App and web page records:

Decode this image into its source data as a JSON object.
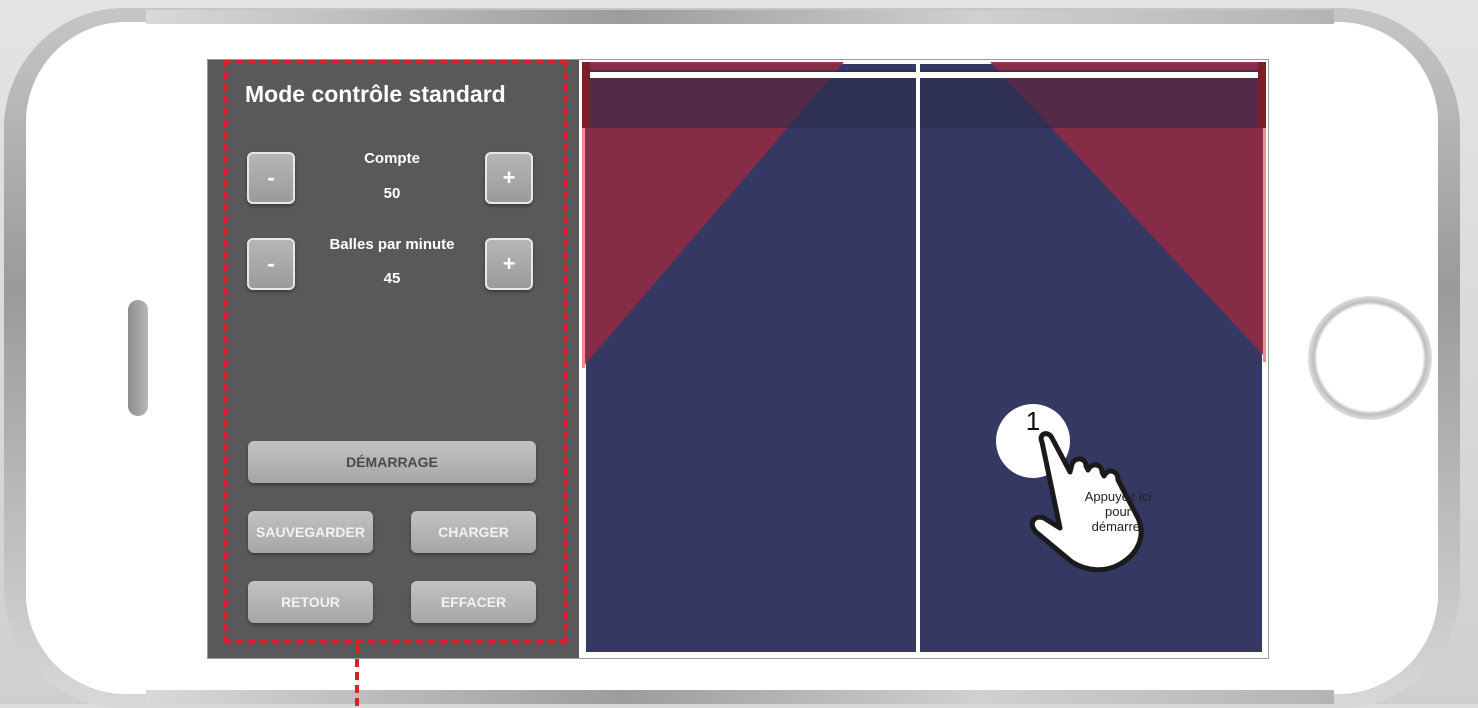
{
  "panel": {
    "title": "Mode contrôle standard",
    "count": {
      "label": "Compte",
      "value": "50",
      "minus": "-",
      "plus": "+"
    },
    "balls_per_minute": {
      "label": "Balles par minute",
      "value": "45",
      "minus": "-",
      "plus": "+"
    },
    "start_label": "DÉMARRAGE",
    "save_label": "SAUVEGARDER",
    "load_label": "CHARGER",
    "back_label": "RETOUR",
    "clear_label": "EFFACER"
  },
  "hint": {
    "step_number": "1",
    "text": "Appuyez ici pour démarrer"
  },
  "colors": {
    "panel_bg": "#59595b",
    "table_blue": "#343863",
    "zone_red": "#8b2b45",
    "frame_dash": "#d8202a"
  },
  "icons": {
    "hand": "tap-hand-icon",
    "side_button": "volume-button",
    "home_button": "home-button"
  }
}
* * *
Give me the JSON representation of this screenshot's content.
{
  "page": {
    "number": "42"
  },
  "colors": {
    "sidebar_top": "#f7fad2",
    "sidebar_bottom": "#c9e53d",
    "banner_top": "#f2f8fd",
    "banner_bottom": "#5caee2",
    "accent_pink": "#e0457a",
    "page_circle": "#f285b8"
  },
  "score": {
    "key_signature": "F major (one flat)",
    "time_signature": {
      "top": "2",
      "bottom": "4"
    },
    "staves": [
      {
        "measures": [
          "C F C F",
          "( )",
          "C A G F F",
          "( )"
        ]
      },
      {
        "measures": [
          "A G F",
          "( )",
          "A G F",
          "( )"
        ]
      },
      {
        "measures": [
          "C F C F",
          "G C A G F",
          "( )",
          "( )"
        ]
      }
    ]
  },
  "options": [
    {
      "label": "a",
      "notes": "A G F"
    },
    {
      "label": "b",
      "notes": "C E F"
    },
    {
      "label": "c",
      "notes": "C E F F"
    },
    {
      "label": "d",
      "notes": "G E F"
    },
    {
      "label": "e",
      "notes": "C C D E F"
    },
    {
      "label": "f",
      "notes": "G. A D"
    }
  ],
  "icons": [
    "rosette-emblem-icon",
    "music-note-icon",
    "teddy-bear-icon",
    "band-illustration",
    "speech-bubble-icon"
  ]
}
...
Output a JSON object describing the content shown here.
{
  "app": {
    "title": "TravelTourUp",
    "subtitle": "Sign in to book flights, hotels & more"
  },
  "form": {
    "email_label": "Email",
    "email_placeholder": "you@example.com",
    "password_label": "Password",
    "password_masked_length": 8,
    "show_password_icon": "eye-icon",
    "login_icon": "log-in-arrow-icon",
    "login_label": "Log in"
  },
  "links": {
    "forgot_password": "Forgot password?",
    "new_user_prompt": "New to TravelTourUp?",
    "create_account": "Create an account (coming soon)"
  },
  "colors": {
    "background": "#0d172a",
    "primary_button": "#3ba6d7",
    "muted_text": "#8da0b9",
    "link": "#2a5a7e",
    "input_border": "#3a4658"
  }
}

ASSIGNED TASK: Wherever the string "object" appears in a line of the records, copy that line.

REPLY:
Decode this image into its source data as a JSON object.
Output a JSON object describing the content shown here.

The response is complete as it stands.